Silence can be powerful or debilitating; it just depends on our willingness to embrace it.

When was the last time you consciously observed silence?  Where in your life do you have an opportunity to practice the act of silence?  Where has silence served you in your life?

"Silence between friends says that one's presence is enough." — Dr. Jack Hyles

Wednesday, November 17, 2010

Finding your Voice in a Noisy World

“When you engage in work that taps your talent and fuels your passion – that rises out of a great need in the world that you feel drawn by conscience to meet – therein lies your voice, your calling, your soul’s code.”
- Stephen R. Covey in “The 8th Habit: From Effectiveness to Greatness

Coming back to blogging after a two-year hiatus has been harder than I thought it would be.  I put my dream of being a life coach on the back-burner in 2008 to pursue what I saw as a challenging opportunity that would allow me to grow exponentially.  

So when the stars aligned recently and set the stage for me to once again pursue my dreams of becoming a successful life coach, I wasn’t ready.  Somewhere along the journey of the last two years, in the noise and craziness that my life had become, I had lost my sense of self belief in my ability to coach.  I couldn’t write. I did not have what it takes to coach.  I was rusty.  I was out of practice.  The taunts of my inner gremlins (Co-Active Coaching term for  the voices of our inner critics) were deafening.  

I asked myself what it would take to find that passion, that belief that I used to have for the power of the coaching process and most importantly, my ability to channel this gift. I needed to rebuild myself and reconnect with my passion. I spent the next few months doing things I loved; spending time with my new husband, taking meditation classes, enjoying the learning that came with being a Masters student, resuming a half-finished crocheting project (meant for two friends as a Christmas gift in 2008), cooking, painting the house, reading and re-reading books that had inspired me in the past, and traveling and visiting friends.

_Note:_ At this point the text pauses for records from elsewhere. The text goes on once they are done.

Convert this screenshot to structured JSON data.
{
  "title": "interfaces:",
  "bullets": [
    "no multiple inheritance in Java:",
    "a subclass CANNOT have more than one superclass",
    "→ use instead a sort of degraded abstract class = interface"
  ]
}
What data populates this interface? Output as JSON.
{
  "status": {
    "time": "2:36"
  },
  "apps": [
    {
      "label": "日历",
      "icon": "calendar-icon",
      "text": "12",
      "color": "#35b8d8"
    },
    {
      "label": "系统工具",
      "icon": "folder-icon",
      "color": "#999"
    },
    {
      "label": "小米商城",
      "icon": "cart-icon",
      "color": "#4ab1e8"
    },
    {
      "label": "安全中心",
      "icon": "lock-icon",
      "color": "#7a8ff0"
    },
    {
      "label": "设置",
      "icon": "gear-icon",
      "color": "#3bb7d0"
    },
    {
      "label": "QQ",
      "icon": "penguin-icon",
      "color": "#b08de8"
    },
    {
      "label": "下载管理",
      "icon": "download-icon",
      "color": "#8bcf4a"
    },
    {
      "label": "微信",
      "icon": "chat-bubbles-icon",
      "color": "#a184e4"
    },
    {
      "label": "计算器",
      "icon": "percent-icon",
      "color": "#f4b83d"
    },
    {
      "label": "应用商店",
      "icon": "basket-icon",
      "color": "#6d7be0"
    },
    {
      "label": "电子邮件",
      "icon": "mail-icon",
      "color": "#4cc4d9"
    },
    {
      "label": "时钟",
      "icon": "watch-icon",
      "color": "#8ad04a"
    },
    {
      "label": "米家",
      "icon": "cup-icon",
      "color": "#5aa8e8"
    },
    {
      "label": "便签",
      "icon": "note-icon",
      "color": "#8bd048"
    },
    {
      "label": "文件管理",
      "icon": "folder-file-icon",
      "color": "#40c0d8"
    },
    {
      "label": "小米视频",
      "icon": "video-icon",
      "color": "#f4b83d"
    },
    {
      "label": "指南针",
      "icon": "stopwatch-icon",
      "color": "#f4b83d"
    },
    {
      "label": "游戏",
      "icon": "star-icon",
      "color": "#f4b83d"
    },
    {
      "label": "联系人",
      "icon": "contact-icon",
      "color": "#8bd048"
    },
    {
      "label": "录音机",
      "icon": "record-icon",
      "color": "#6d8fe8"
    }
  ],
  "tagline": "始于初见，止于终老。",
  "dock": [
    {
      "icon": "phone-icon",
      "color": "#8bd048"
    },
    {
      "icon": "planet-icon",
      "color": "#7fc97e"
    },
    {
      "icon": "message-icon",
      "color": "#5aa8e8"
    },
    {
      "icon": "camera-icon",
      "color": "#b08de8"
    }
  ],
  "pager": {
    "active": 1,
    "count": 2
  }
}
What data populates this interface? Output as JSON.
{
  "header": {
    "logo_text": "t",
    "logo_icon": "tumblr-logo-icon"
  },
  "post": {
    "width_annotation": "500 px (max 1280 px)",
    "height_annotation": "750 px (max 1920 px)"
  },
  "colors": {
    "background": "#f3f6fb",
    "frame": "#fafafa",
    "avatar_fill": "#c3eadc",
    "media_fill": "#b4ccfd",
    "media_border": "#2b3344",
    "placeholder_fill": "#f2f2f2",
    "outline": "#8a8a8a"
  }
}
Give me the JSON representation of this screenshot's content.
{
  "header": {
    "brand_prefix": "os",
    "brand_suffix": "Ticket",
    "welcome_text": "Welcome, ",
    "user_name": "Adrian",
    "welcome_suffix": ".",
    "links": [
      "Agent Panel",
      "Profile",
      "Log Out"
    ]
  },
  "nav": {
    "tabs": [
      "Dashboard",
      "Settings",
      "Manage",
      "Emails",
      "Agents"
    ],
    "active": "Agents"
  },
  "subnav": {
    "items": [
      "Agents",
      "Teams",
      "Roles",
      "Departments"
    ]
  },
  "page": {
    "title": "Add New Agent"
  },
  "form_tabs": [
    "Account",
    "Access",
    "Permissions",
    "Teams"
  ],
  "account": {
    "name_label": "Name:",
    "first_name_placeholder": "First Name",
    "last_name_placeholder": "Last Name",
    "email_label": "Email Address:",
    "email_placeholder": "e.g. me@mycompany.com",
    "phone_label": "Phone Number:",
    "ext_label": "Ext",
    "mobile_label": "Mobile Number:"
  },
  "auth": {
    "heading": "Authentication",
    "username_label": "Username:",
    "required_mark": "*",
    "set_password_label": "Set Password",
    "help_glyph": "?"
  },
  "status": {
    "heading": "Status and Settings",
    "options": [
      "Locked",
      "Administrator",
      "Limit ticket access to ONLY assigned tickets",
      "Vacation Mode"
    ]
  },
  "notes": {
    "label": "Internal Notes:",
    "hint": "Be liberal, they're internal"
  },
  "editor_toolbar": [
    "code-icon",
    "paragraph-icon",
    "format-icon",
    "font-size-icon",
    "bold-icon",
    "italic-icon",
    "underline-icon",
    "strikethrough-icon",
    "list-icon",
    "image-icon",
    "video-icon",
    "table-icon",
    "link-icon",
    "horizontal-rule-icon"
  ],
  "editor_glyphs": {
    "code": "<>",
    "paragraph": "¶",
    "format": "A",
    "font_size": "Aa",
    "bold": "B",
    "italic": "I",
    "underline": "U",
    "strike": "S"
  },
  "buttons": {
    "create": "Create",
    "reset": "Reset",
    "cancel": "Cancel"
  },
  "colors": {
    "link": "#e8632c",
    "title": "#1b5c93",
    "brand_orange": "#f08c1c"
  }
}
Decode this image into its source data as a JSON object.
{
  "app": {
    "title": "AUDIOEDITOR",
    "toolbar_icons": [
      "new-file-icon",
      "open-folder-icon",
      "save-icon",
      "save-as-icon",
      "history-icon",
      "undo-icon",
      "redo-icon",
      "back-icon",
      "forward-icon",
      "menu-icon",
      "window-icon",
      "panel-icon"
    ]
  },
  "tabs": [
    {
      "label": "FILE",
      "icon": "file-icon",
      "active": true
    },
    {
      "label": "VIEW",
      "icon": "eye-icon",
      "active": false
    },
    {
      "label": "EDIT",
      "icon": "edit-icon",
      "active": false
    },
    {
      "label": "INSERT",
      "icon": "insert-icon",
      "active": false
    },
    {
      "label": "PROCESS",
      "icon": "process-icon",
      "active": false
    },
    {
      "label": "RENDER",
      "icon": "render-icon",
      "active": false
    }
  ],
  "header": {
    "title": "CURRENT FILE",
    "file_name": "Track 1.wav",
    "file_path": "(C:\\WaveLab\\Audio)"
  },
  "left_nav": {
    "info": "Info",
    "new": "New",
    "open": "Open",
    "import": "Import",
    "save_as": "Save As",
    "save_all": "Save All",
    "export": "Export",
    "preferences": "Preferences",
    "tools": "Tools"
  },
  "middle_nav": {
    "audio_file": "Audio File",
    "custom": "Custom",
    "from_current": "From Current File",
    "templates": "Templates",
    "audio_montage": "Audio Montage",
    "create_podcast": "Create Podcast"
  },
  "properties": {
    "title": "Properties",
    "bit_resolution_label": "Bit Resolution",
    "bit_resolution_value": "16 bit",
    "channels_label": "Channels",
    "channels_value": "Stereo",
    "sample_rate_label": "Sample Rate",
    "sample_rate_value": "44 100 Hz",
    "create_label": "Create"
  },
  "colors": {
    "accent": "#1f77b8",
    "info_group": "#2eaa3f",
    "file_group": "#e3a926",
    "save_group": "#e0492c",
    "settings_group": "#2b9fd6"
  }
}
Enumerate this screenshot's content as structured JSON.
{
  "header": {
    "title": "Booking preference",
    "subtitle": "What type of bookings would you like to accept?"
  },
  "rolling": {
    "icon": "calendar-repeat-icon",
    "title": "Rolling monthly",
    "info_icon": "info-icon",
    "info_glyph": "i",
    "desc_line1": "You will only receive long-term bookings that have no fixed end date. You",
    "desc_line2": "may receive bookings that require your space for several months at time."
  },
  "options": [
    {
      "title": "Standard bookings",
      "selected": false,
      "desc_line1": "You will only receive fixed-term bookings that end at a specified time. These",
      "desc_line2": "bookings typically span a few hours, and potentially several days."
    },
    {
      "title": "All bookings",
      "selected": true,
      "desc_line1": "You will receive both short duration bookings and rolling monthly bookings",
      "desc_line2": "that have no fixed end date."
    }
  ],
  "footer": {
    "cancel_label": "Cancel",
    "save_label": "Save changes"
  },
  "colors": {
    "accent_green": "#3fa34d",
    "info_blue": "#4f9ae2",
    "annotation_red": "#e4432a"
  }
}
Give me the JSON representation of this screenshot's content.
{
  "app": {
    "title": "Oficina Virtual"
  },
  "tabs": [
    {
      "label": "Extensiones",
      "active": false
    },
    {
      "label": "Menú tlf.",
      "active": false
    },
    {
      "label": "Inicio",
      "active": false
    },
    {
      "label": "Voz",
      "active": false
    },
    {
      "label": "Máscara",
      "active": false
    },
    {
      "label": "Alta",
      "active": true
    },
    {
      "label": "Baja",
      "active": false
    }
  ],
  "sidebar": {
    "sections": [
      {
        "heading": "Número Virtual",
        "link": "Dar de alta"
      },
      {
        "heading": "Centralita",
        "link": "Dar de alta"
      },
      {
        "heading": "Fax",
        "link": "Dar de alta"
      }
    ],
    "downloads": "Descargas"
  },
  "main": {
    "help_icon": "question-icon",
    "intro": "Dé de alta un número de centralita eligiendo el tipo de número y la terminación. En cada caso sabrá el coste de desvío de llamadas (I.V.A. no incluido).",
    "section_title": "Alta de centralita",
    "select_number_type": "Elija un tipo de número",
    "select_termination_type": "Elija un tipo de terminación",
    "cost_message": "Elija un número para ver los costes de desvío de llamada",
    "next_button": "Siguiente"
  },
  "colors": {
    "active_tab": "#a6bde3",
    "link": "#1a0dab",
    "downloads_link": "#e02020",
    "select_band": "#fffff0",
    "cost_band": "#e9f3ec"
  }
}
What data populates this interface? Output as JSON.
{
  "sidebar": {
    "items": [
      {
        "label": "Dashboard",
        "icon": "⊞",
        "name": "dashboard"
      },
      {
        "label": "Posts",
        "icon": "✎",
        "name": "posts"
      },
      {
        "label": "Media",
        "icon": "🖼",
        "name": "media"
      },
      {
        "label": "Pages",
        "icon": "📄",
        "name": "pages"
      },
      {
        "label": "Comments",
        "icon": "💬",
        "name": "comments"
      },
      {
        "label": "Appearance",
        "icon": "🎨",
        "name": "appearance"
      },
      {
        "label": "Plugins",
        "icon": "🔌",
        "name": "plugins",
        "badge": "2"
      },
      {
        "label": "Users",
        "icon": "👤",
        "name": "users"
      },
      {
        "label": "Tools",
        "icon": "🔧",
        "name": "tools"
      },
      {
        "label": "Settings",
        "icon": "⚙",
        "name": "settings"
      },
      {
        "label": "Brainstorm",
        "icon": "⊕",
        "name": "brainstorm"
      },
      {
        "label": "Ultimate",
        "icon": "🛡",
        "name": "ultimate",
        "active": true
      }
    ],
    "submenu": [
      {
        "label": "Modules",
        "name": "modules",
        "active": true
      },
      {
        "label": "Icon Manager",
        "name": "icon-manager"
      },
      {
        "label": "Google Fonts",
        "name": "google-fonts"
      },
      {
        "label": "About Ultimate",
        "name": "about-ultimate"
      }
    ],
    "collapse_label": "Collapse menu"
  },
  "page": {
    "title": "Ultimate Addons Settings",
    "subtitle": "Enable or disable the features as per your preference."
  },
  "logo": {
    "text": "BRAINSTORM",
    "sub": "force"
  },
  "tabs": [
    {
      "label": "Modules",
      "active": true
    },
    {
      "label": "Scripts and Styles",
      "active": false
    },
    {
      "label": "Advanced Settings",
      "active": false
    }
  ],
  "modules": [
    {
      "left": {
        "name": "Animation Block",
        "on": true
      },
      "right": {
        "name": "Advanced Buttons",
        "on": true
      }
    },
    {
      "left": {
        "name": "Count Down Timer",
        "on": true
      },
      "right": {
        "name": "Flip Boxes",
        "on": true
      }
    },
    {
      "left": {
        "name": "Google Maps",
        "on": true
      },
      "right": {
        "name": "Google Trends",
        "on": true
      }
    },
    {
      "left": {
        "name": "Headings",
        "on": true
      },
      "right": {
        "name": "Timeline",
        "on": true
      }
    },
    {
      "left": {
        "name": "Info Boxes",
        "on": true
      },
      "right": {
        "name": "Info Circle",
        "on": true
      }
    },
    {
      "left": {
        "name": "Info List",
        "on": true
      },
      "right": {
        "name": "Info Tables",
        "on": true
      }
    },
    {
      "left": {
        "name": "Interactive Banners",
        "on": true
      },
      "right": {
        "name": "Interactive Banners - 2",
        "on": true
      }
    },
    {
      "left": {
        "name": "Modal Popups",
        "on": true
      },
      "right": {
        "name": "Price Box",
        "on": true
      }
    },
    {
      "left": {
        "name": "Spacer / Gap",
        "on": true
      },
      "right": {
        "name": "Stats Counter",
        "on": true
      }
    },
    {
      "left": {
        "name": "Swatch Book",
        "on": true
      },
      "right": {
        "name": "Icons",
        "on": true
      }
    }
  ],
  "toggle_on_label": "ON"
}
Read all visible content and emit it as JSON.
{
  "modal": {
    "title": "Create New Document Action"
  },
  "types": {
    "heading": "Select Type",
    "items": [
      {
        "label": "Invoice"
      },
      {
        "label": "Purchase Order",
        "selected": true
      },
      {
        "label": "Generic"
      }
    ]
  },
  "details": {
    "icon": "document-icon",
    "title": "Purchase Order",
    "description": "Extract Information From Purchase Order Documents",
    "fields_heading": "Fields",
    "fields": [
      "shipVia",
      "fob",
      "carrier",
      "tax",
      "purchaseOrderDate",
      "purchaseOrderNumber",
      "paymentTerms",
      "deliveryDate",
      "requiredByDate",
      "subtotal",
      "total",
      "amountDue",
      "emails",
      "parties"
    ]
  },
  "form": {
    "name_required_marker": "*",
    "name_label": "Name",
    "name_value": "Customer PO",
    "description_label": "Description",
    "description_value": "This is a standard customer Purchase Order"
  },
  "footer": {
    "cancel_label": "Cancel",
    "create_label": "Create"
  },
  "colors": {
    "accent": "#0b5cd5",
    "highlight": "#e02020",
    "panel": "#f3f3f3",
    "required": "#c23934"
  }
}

And yet,  when I sat down to write, or contemplated the impending coaching sessions I had booked with clients, I continued to be overcome with feelings of fear and self doubt.  I felt that no matter what I did to empower myself, I could not overcome my feelings of being a fraud.

And then I had an epiphany.  The morning before my first scheduled coaching session since rebuilding my life coaching practice, I was watching a season two episode of the HBO show In Treatment, a show that centres around Gabriel Byrne, a therapist and his practice. At this point in the series, Byrne, facing a malpractice law suit, is a disillusioned therapist questioning his abilities and whether or not he is actually making a difference in the lives of his patients.  His therapist Gina (actor Dianne Wiest), challenges him to work with his patients in the next week as if he believed he was helping them.  The change in his interactions with his clients in the proceeding episodes was evident, much improved.  

It hit me like a ton of bricks: I had to work as if I believed I had something to contribute, that I could help people, or it wouldn’t work.  No amount of external encouragement or studying could give me what I was denying myself.  Once I embraced my ability and gifts as a life coach with a passion to serve, this realization created a mental shift in perspective that has made all the difference in how I treat my soul’s calling. The excuses have vanished, the coaching has begun, and I see inspiration to write everywhere I look.

Inspiration truly does come from the strangest places.

Where in your life are your gremlins holding you back?
What would it mean to you to give yourself the gift of self-belief?

"Our deepest fear is not that we are inadequate. Our deepest fear is that we are powerful beyond measure. It is our light, not our darkness, that most frightens us. We ask ourselves, who am I to be brilliant, gorgeous, talented and fabulous? Actually, who am I not to be? My playing small does not serve the world.” - Marianne Williamson